There’s just something magical about seeing rainbows. It’s even more magical being able to capture these rainbows perfectly in photos. The problem is that photographing rainbows can be a challenging thing to accomplish, especially if you are a novice photographer. This article will help you get those stellar rainbow shots that you want to capture.
The most difficult part of photographing rainbows is actually being in the right place when they appear. Unlike any other weather conditions, it is incredibly difficult to plan a shoot to capture rainbows. You have to either get lucky when you are at a location or keep going out in the right conditions in the hope of one appearing.
Natural rainbows typically only occur if moisture in the air and the sun or moon are at a 42-degree angle to the viewer. This means that you will likely be taking these images in cloudy, rainy or potentially in thunderstorm conditions. So if you are specifically looking to get a rainbow photograph, these are the weather conditions that you need to be looking for.
When the conditions are right, you can find a spot and hope that the sun shines through there and creates a rainbow. Or, you could drive around and see if you can find one. Remember that you will be looking in the opposite direction of the sun for rainbows.
Another essential thing to remember is that you will likely be taking photographs in wet weather conditions. This can be hazardous to your photography equipment, especially if they are not adequately weather-sealed. You can use protective options such as covers, which will help protect your gear while you take photos in wet conditions.
Type of lens to use

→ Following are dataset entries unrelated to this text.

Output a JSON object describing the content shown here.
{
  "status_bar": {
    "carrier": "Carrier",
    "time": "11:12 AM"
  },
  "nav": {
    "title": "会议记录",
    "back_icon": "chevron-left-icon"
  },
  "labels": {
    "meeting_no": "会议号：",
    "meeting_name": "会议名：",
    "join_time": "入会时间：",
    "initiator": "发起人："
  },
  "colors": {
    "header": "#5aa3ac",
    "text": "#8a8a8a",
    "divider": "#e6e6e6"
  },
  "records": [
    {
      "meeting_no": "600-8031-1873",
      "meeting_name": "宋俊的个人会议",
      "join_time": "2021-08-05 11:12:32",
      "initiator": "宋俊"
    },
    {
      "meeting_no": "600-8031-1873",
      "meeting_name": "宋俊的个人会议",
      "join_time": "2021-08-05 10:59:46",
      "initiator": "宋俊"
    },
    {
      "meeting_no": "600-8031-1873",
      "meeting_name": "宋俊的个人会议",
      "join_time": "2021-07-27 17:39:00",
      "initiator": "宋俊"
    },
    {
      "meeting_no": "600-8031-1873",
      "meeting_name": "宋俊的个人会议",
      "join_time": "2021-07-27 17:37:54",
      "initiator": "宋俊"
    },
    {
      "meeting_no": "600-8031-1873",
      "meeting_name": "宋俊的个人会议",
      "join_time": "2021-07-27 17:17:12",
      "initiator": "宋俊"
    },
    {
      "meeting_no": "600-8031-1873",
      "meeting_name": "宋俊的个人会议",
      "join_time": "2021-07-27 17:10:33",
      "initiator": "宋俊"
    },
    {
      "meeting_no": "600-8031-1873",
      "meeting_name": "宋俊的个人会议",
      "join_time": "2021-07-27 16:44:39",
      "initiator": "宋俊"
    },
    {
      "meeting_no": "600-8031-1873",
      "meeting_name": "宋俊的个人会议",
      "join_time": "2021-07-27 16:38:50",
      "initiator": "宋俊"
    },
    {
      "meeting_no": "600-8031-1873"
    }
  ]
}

Full rainbows or multiple rainbow situations can span a great distance, which is why you’ll need a wide-angle lens if you want to capture the entire rainbow (even then you may not be able to). If you use a 24mm lens with a full-frame camera, this may get the entire rainbow, but not a double or other multiple rainbow scenes. A 16-35mm lens will give a wider view but you can also shoot multiple shots and stitch them together as a panoramic. You shouldn’t need a telephoto lens unless you want to capture a specific part of the rainbow.
Once you select the lens you want to use, it’s vital to get your ideal aperture. Most lenses work best at midrange f/stops of between f/5.6 and f/11. Because generally, your rainbow shots will be landscapes you’ll probably need to be more around the f/8 to f/11 aperture. You could use a smaller aperture, such as an f/22, but this could impact the image’s sharpness. Personally, I don’t ever go smaller than f/16 for my shots.
You obviously can’t change the background for these photos, but you can optimize it. Find a place where the backdrop makes the rainbow stand out more in the images. For example, dark and stormy clouds can really help the colours of a rainbow pop out. The background should be as uncluttered as possible and even some darker elements to make the rainbow stand out more. You may have to move around slightly and try several different angles until you can get the best shot possible.
The foreground is another important consideration in your photographs. Your foreground can help by adding more visual interest to the photos while highlighting the stunning rainbow. It’s essential to make sure there isn’t anything in the foreground that will distract from the rainbow, as the foreground should be a subtle way to add more interest to the photograph. You can also use elements in the foreground as leading lines to help the viewer navigate to the rainbow in the background.
One of the toughest parts of photographing rainbows is that you won’t have ample time to compose and take your shot. In fact, on occasions, I have found them appearing and disappearing in a matter a couple of minutes. So you have to work fast and be ready to act quickly. With experience and practice, you will become more efficient in seeing the composition and taking shots quickly. But if you are a beginner, my biggest advice for photographing rainbows is to just go with your gut feeling and shoot away. There is no point spending time composing the perfect shot only for the rainbow to disappear.
A polarizing filter is an excellent tool to use for your rainbow photographs. It helps bring out levels of contrast, colour saturation, and limit reflections. All of these will help make the rainbow stand out more. Just be careful because if you make a mistake using this filter, you may actually make the rainbow disappear as it will block the reflections that light makes. Keep checking the sky visually in the viewfinder and you image on the LCD screen to see how much you need to adjust for your image.
Using a tripod
Whenever you take landscaping shots, it’s essential that you keep the camera as still as you possibly can. Because often you will be working with a smaller aperture and in low light. So a tripod is the only way to ensure you keep your ISO low and capture the best image possible. Rainbows are the same as often the light will be lower because of clouds covering the sky. Using a polarizing filter will also darken the shot further. So if you have a tripod and more importantly have the time to set it up, then do so!
With some practice, you can capture majestic images of rainbows. It won’t always go as planned and you’ll have to be patient to wait for the right conditions. But with a bit of planning and some luck, you may just end up with stunning one of a kind shots that you’ll be proud of.
Photo credits: Kav Dadfar – All rights reserved. No usage without permission. Dreamstime.